Okay, so mom (or dad) is ready for the pool. Time to get baby ready. Be prepared to be in very close quarters with somewhere around 16 moms and 16 babies all vying for the 3, maybe 5, spots on the bench where you can put baby down to get them into their swim gear. If you aren’t lucky (or pushy) enough to get a spot on the bench, it’s back to the floor. Once you’re both ready for the pool, check the clock. If it isn’t less than 5 minutes before the class starts, you’re going to hang tight. Everyone (including babies) needs to shower before getting in the pool, and you don’t want to do that too early or your baby will be really cold. Ideally, you’ll shower with baby and walk out onto the pool deck just as the instructor is inviting the class into the pool. That’s what I call perfect timing.
Once the class is over, the real fun begins. It’s time to get yourselves showered again, and try to get a coveted spot on the bench. You’re going to get baby dried off and dressed first. If you have long hair, it’s a good idea to quickly squeeze out as much water as you can from your hair so it isn’t dripping all over your baby (this is pretty much the only time you get to use your towel). Once you’re not dripping water everywhere, dry off baby, attempt to remove the wet sticky swim suit, plastic pant, and swim diaper from baby. Dry them off again. Put on that nice fresh diaper, get them dressed, and (if you can) hang baby back up on the wall. Now you can use the last dry corner of your towel to dry yourself off and get dressed. Toss everything in the wet bag, and you’re done. Then pat yourself on the back because you just successfully took your baby swimming for the very first time. If you enrolled in a class, guess what?

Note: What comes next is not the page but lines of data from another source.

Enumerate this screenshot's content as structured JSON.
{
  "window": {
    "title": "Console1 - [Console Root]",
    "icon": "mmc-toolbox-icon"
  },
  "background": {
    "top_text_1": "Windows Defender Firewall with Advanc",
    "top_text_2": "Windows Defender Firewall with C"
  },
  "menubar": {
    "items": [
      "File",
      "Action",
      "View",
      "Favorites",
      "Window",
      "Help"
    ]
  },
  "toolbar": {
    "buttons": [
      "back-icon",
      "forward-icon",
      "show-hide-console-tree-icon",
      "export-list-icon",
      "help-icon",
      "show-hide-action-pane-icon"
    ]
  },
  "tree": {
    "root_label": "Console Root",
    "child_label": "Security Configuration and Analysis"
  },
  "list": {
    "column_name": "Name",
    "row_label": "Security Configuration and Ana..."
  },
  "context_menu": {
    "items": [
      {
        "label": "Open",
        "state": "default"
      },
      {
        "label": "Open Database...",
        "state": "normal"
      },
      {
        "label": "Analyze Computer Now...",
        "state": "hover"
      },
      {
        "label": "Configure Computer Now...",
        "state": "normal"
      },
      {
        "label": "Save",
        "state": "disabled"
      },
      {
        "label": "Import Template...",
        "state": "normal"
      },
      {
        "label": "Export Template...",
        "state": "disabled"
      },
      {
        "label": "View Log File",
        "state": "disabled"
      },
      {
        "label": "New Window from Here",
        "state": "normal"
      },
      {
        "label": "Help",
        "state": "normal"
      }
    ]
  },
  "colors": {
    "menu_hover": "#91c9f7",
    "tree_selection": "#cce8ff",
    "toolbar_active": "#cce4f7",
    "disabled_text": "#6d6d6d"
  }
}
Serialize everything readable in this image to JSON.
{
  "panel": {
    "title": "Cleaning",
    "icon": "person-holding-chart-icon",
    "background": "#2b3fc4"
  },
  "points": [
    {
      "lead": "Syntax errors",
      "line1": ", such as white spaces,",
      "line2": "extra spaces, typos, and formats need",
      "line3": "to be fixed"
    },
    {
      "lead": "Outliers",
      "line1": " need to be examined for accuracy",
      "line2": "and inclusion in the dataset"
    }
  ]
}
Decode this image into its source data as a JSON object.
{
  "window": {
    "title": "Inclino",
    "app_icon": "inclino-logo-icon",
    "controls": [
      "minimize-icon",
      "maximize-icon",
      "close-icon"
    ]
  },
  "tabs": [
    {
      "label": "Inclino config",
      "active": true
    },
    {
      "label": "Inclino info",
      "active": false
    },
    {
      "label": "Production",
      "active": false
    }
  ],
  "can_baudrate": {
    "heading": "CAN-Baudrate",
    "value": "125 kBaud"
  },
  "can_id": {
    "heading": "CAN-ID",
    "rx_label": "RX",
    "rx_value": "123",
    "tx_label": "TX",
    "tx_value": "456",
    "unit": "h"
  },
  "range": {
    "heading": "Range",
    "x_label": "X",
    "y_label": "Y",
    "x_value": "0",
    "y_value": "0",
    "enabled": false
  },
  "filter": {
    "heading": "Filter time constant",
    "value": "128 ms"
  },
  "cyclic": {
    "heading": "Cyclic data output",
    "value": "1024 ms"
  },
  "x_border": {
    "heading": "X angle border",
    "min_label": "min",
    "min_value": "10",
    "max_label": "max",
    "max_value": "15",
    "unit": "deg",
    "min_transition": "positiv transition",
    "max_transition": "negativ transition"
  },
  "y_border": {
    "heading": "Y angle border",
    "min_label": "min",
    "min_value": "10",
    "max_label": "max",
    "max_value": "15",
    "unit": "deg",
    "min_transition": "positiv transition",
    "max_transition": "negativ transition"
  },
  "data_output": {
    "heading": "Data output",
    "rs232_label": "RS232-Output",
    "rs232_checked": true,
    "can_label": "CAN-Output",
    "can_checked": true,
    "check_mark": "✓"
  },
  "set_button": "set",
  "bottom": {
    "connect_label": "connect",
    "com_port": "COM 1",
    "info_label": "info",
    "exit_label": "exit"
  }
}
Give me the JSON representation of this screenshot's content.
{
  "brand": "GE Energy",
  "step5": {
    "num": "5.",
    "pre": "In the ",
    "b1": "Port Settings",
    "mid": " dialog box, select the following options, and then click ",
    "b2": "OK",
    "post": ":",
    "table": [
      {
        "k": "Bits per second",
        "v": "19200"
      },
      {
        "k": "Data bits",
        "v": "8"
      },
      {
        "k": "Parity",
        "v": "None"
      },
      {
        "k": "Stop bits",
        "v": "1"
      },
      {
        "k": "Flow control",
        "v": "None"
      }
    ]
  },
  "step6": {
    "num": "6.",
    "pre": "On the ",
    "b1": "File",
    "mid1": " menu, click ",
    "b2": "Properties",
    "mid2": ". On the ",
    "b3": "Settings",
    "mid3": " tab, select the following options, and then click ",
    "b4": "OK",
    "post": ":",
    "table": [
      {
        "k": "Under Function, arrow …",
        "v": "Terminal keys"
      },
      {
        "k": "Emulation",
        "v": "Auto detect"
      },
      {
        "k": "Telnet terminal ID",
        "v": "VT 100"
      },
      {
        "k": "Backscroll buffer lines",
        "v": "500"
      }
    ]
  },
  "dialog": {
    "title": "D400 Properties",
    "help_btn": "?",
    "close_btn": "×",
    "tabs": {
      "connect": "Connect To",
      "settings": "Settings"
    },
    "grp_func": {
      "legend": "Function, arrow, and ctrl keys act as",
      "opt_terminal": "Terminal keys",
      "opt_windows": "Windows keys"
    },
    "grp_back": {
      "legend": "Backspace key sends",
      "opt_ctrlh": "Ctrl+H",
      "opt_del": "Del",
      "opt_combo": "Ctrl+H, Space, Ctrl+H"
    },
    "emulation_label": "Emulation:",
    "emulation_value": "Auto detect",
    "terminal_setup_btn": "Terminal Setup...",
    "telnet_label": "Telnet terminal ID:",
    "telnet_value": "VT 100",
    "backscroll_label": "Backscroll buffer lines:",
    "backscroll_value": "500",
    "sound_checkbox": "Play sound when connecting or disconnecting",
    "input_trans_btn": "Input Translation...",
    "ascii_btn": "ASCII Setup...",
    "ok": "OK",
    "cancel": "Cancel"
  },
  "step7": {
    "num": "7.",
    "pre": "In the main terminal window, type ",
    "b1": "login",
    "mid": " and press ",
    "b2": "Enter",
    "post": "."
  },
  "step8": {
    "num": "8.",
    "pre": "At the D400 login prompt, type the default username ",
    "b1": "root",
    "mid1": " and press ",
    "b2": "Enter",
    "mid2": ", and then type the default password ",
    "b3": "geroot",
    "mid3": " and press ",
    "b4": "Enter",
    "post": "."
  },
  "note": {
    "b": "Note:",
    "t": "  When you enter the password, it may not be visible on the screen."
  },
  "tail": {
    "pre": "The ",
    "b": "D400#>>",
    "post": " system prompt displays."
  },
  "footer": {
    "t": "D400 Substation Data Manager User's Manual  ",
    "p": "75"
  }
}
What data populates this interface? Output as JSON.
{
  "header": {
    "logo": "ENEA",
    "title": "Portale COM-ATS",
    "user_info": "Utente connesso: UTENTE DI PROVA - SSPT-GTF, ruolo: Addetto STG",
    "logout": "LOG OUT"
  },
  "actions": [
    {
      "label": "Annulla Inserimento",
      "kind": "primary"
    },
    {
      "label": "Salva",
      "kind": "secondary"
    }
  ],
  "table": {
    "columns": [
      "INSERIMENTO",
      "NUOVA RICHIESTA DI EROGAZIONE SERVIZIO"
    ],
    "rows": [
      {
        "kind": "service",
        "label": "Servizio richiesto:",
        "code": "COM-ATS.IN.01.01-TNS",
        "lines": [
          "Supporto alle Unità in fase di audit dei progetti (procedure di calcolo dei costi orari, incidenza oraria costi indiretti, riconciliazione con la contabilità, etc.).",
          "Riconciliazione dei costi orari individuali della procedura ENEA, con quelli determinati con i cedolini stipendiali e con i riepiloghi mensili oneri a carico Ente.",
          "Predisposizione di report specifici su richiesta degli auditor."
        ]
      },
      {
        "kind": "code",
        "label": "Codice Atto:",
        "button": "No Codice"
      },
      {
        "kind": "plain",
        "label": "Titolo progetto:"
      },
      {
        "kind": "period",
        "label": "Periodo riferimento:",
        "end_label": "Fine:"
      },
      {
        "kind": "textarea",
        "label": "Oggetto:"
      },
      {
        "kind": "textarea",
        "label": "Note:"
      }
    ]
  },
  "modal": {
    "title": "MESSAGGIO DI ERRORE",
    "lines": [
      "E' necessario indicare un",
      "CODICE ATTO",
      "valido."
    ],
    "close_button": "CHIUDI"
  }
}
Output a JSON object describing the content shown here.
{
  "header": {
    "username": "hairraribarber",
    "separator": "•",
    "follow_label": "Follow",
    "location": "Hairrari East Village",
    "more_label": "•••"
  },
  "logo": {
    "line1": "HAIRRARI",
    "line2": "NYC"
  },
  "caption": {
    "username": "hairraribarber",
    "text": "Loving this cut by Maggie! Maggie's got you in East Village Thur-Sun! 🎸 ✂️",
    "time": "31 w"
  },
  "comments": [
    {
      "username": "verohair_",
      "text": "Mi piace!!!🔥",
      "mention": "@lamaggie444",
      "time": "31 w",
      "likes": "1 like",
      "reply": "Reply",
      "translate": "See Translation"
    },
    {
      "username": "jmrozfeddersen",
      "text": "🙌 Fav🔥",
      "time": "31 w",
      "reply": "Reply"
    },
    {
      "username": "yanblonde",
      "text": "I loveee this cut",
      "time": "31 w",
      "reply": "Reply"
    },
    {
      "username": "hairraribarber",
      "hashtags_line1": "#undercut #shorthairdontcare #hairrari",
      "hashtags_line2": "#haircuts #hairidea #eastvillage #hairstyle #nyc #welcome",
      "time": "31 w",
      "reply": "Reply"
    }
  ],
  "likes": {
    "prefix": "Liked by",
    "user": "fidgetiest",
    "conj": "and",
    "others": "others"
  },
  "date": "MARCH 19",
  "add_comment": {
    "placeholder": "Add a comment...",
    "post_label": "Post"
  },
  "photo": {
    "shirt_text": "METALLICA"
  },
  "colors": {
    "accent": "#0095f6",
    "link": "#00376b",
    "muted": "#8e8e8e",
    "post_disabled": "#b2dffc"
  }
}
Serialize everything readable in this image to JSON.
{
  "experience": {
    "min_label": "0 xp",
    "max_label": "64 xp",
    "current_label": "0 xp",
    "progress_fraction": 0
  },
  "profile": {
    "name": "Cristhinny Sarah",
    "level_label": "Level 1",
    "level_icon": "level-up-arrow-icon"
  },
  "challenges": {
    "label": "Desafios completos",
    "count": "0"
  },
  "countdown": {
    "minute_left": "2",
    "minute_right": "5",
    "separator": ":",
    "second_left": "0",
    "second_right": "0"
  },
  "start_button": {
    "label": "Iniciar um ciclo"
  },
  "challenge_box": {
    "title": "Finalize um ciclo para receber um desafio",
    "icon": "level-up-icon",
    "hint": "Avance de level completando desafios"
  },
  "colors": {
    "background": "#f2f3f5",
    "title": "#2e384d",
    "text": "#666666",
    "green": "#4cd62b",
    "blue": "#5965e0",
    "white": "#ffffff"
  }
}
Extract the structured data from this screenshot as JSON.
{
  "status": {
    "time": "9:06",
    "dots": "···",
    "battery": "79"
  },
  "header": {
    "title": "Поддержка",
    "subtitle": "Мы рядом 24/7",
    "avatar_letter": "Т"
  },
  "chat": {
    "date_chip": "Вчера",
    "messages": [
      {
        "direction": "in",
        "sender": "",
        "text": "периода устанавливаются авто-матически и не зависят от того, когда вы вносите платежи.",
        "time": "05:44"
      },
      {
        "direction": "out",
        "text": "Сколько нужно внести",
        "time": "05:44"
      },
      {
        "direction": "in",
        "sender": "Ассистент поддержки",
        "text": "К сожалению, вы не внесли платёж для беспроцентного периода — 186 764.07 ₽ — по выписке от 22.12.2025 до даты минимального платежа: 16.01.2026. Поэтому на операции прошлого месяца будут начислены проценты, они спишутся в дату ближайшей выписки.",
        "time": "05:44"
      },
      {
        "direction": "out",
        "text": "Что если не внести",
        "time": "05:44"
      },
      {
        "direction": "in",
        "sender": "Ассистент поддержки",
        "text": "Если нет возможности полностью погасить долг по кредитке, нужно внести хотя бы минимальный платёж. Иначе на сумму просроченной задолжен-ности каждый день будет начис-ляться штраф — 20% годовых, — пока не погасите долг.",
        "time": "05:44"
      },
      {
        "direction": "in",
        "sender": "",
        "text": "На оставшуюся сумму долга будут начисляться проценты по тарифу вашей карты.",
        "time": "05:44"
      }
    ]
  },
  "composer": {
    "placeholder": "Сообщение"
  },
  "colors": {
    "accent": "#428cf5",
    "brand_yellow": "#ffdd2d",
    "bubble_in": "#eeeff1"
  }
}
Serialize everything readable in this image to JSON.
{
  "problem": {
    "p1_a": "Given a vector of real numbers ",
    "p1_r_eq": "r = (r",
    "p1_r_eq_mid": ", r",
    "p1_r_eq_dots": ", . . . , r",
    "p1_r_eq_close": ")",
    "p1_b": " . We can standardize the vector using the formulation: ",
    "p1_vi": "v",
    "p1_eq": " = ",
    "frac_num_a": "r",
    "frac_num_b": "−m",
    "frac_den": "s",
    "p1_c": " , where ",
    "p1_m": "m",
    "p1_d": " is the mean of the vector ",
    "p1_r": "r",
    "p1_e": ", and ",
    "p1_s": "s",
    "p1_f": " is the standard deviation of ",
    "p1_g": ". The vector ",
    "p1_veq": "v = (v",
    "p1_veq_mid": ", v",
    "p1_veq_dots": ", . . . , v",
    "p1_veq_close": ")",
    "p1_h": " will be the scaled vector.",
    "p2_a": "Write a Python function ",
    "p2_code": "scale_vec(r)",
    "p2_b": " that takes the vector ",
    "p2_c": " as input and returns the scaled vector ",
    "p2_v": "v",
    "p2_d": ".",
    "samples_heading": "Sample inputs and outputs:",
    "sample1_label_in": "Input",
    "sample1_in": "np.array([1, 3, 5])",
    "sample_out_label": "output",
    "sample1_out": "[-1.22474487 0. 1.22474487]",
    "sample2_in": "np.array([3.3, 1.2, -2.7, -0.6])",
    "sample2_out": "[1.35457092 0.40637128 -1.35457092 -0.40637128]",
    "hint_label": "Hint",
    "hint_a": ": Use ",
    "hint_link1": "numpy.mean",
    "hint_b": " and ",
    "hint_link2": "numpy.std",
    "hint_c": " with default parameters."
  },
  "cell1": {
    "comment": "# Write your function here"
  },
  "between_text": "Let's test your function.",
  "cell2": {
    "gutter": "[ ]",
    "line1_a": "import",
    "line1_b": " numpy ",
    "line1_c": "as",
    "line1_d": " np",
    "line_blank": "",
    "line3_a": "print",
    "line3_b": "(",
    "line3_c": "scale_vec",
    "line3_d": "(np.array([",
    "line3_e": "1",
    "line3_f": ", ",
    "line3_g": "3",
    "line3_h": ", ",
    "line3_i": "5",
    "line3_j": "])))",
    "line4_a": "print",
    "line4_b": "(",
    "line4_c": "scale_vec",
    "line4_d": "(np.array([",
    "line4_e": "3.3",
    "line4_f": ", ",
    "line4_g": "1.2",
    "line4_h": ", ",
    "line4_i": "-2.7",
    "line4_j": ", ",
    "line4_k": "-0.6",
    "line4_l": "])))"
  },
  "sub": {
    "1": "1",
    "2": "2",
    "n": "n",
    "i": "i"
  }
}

You get to this all over again next week!
Have you ever forgotten to bring something with you when you took your child swimming? How old was your baby the first time you took him or her swimming?